Abramson’s team recently arranged the sale of a value-add opportunity in Cottage Grove, a suburb of the Twin Cities. The 249-unit Hinton Heights received 17 bids from prospective buyers before being sold to Oak Residential Partners.
There is currently a shortage of quality properties in the value-add market, yet capital continues to grow in the space, says Kevin Dillon, senior managing director with Berkadia in Southfield, Michigan. The net effect is a very strong seller’s market, he says.
“The pandemic was favorable to this market. Tenants needed a place to live and wanted an apartment that had been updated but did not have the same cost as a new property,” says Dillon.
In general, apartment occupancies remained “remarkably stable” throughout 2020, reports Reis, a commercial real estate research firm. The national vacancy rate at the end of the year stood at 5.2 percent, an increase of 50 basis points year-over-year and an increase of 10 basis points from the third quarter.
Kevin Beard, director of acquisitions for Chicago-based Evergreen Real Estate Group, says that the demand for multifamily investment is fueled by low interest rates, generally strong collections and equity flowing away from other property types as a result of the pandemic.
Mantis says that the low interest rates, stable rent collections and lack of inventory on the market have contributed to the multifamily sector remaining a “resilient asset class” throughout the pandemic. “In my view, these three factors have mitigated the economic uncertainty created by the pandemic but not superseded it, meaning that while we haven’t seen cap rate expansion, we haven’t seen cap rate compression either,” he says.
While the past year certainly has been challenging for owners and operators, if they are considering a possible sale of a property or portfolio the current conditions are favorable for achieving a healthy price, according to Stratman.
Stratman recently brokered the sale of a 46-unit, value-add building in Chicago’s Kenwood neighborhood.
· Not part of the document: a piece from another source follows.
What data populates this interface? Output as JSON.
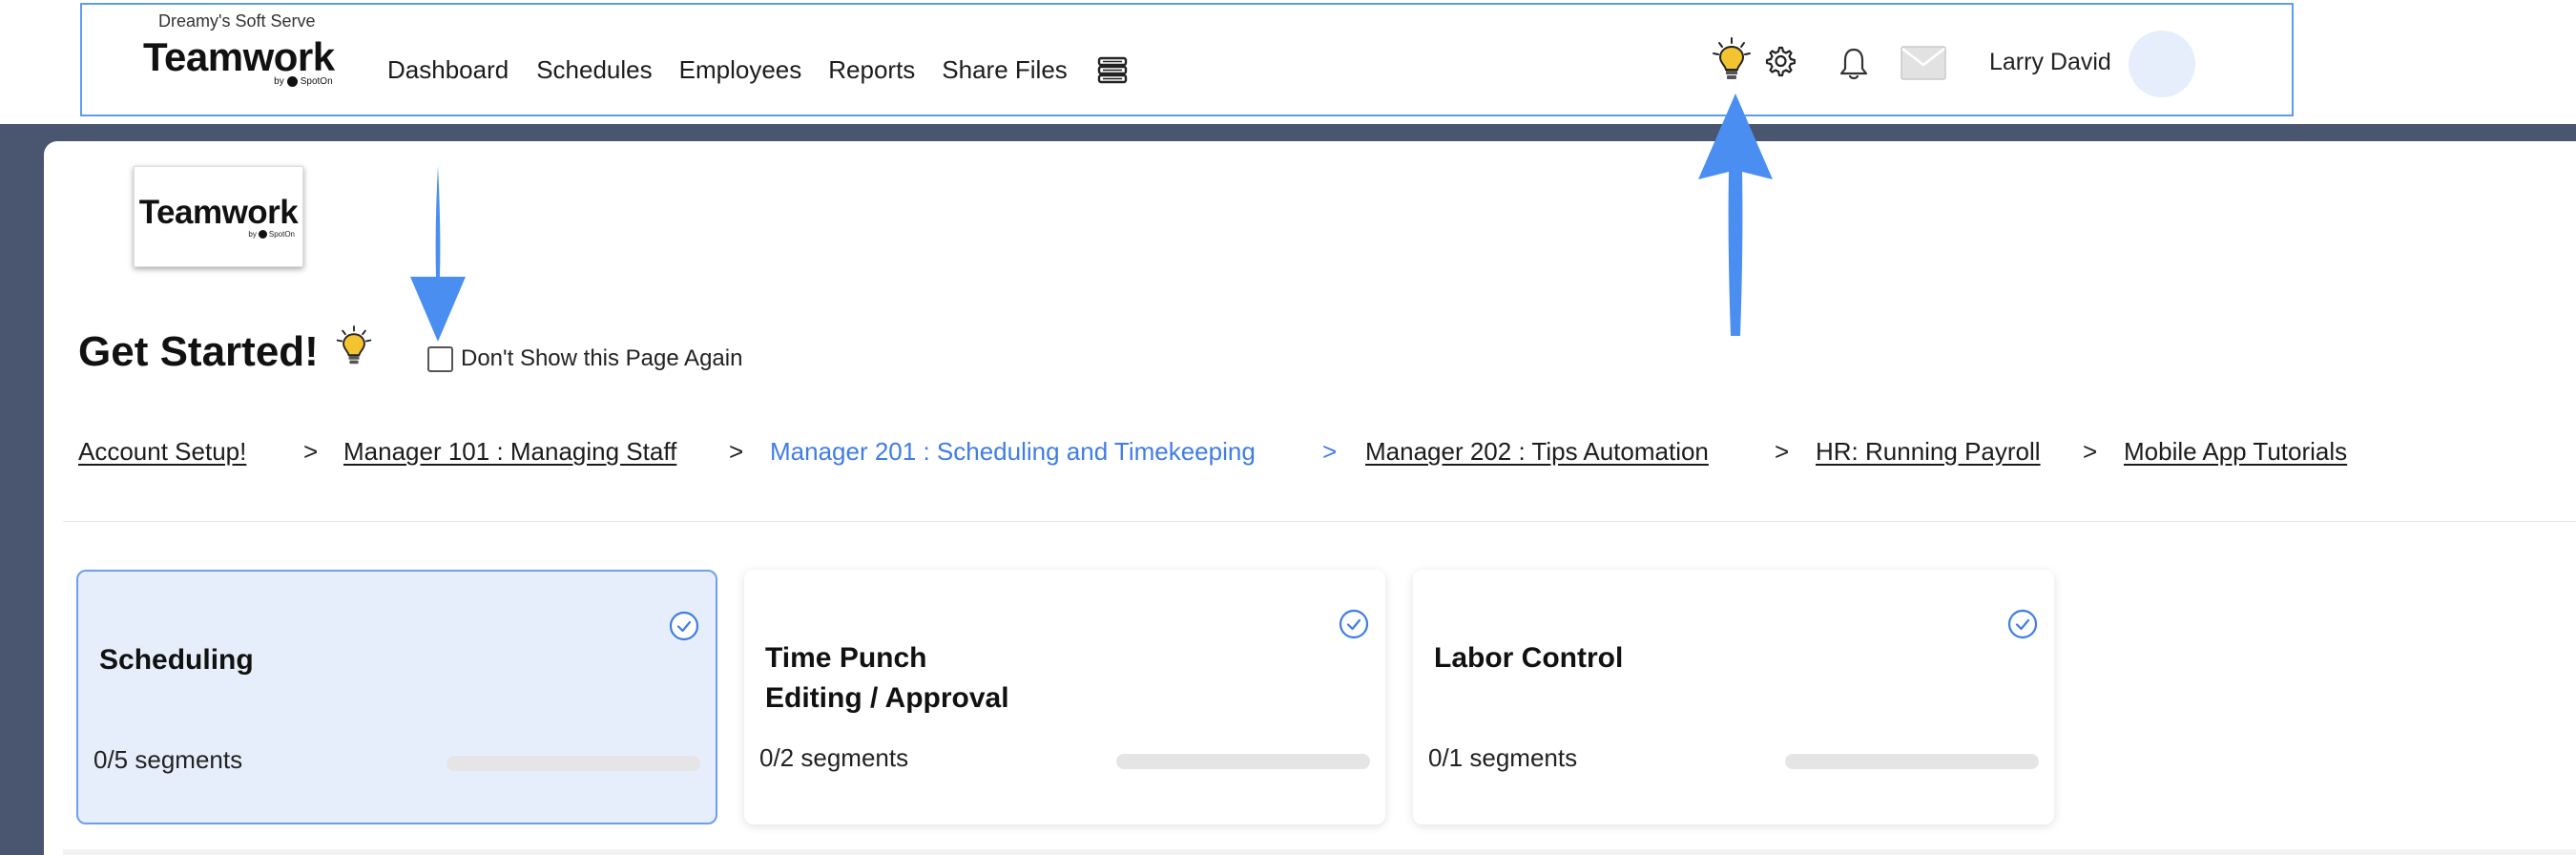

The property garnered more than 15 property tours and many offers, ultimately selling for list price.
“The demand for value-add multifamily is always high, with a large influx of new buyers and capital in recent years,” explains Stratman. “The pandemic only increased that demand as a flight to quality from retail and other struggling sectors led more investors to multifamily.”
— Kristin Hiller
This article originally appeared in Heartland Real Estate Business magazine.